As an anthropologist, Roberts understands better than most the importance of cultural issues when attempting to transform an organisation. He often hears people using the words ‘culture’ and ‘people’ when talking about change, but the default mindset is that technology is the lever. “Moore’s Law encourages a general belief in the speed of change technology can produce,” he says. “But culture is more resilient, slower and tenacious. This can be irritating for organisational change leaders, but as an anthropologist I would say that this is just the way it is. If culture conformed to an equivalent Moore’s Law, organisations would be fundamentally unstable and people utterly confused.” At Centrica, Collison is successfully applying a six-step methodology based on the work of Daryl Conner, author of Managing at the Speed of Change, which addresses many of these cultural challenges.

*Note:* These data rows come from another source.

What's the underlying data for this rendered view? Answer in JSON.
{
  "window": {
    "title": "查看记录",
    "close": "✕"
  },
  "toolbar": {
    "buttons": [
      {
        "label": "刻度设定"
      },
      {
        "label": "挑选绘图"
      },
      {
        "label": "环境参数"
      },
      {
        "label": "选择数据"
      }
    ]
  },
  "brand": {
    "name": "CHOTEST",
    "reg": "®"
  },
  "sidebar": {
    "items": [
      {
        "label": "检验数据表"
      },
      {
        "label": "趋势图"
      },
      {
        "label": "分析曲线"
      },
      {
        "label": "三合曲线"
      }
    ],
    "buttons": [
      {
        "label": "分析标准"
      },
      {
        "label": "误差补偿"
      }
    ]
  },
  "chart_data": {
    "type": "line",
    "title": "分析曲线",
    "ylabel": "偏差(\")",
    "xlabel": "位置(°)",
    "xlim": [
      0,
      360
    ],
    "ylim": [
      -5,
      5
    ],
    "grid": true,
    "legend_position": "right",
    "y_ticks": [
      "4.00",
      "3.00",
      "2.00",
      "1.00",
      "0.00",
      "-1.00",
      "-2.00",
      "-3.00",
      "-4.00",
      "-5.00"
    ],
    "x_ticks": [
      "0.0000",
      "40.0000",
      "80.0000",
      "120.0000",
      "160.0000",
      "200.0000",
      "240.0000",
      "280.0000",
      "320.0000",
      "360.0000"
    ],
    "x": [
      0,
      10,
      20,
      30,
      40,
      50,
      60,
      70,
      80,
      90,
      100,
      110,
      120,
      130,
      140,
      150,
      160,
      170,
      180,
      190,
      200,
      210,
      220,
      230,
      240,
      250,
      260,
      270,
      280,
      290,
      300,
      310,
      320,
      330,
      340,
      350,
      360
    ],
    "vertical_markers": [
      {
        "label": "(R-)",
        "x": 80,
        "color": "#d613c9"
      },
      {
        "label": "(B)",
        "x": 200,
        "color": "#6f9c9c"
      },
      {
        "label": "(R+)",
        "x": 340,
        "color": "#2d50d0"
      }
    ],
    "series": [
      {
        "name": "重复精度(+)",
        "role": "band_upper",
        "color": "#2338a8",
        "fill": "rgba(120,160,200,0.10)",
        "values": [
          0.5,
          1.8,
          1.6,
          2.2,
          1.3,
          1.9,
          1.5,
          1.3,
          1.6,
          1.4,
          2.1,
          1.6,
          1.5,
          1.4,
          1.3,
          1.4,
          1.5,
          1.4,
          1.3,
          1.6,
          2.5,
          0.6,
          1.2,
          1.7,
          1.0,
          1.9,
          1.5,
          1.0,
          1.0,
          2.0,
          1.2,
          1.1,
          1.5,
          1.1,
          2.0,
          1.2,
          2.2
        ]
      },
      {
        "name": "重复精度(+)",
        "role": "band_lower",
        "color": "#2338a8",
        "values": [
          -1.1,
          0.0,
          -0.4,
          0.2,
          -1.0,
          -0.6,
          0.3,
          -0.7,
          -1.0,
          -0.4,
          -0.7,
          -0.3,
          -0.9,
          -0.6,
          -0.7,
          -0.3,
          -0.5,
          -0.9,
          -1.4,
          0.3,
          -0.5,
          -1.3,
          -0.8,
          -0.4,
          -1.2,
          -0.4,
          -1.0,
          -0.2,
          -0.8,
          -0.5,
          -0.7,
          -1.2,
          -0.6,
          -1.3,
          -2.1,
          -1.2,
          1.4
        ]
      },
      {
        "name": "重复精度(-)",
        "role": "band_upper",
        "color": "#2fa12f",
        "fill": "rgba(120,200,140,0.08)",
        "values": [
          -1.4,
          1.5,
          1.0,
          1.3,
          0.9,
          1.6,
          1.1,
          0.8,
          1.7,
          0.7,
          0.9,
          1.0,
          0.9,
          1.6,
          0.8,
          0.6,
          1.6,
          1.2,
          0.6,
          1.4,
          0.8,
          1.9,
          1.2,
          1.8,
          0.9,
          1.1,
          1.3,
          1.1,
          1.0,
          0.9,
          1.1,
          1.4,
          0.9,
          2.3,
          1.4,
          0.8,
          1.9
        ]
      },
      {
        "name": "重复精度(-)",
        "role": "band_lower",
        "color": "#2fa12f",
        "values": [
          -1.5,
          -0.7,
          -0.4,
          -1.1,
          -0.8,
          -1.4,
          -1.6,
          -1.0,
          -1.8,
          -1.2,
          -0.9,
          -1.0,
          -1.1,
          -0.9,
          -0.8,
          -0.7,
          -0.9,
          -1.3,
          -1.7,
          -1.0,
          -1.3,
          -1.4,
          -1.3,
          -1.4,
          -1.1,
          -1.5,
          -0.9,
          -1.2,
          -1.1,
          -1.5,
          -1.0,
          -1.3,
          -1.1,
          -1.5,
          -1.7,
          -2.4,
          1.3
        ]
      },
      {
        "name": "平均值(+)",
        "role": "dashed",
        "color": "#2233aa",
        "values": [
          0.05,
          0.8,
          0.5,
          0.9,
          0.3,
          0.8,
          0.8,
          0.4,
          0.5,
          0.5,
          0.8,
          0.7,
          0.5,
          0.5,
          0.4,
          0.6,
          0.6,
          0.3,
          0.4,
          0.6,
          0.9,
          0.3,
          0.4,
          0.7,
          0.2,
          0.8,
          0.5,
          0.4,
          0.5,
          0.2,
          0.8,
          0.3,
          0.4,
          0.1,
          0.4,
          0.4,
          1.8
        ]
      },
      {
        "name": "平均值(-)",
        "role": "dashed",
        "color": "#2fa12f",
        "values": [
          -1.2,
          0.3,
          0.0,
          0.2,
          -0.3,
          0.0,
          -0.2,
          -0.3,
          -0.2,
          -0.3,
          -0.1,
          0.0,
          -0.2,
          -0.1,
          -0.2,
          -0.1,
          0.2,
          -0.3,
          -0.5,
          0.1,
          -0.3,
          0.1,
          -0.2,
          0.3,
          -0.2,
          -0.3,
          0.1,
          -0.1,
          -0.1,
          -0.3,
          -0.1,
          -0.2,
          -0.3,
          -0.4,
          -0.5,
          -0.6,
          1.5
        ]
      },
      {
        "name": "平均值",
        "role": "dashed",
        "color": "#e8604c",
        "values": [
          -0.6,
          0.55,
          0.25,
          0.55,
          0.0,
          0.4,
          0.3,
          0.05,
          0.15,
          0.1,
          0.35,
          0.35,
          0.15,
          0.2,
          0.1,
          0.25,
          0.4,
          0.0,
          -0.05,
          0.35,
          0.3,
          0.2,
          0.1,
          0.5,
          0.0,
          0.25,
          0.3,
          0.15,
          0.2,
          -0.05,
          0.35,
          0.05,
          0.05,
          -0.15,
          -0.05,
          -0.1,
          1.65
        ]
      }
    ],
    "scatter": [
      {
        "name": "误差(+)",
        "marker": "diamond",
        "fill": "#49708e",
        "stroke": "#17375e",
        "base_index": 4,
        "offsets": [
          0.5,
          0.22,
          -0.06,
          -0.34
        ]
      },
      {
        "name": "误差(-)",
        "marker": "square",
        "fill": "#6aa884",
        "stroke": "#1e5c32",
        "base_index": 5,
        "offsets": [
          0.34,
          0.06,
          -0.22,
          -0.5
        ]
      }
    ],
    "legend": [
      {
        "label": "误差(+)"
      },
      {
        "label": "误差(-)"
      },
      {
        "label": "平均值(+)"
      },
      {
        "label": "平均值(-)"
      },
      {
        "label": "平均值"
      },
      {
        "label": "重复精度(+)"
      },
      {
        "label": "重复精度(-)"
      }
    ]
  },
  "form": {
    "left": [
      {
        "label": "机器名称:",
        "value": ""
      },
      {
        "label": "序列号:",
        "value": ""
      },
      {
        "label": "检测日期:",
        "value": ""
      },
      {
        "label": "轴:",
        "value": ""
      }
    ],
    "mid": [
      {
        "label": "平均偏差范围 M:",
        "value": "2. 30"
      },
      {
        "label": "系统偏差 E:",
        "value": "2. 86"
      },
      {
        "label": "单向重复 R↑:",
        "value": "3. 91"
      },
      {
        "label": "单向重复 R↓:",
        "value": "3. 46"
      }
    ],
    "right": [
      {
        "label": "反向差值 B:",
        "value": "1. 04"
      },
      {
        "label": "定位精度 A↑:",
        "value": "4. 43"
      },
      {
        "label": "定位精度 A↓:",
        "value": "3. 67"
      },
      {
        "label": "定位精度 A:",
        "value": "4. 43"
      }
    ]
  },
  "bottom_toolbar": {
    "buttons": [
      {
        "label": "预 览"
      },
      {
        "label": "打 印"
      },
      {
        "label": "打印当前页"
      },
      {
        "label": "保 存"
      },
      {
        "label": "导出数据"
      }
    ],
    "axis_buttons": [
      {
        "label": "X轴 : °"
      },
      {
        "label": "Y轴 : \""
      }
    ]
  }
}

There are a variety of KM-related tools that can help organisations gain the buy-in of employees, identify and implement the right new technologies and ensure business-transformation initiatives are a success. Technology can offer practical solutions here. As communication is paramount in these situations, Laycock believes the use of a simple but effective organisational platform will encourage collaboration, knowledge sharing and support, and knowledge transfer. One solution here could be the use of weblogs. Roberts says that although they may not be the final solution, weblogs may suit some organisations. “They allow project teams, groups or even departments to share relevant and timely information, discuss issues and ‘knowledge finds’ in a way that links the finder of knowledge to the information,” he says. “Like e-mail, weblogs are about the movement or communication of information. They won’t replace traditional KM solutions but some have argued they reduce the dependency on e-mail and foster tighter, more information-rich and productive working relationships.”
As the ability to manage change becomes a skill required by all organisations, knowledge-management practices and tools are even more valuable. By understanding how individual employees work and how changes will affect them, many of the complex cultural challenges can be anticipated and managed effectively. Knowledge management also ensures that lessons are recorded and learnt from, communication channels are open and individuals are fully supported. To date, few companies have realised the value of linking KM to business transformation as many have yet to embrace the demands of the knowledge economy and need to re-assess and adapt their current strategies. Although the adapt-or-die message has yet to fully sink in, Knowledge Management readers can take comfort in the fact that their knowledge work is critical to the survival of their organisation.
- Conner, D., Managing at the Speed of Change: How Resilient Managers Succeed and Prosper Where Others Fail (John Wiley and Sons, 1997)
- Moore’s law was created in 1965 by Gordon Moore, founder of Intel and predicts that the number of transistors on a chip would double every 18 months. It holds true to date and is predicted to continue until the end of the decade at least.
Chris Collison is director, change and knowledge management at Centrica. He can be contacted at firstname.lastname@example.org
Richard Cross is director of InnovationX. He can be contacted at email@example.com
Martyn Laycock is director of Managing Transitions. He can be contacted at firstname.lastname@example.org
Simon Roberts is founder of Ideas Bazaar. He can be contacted at email@example.com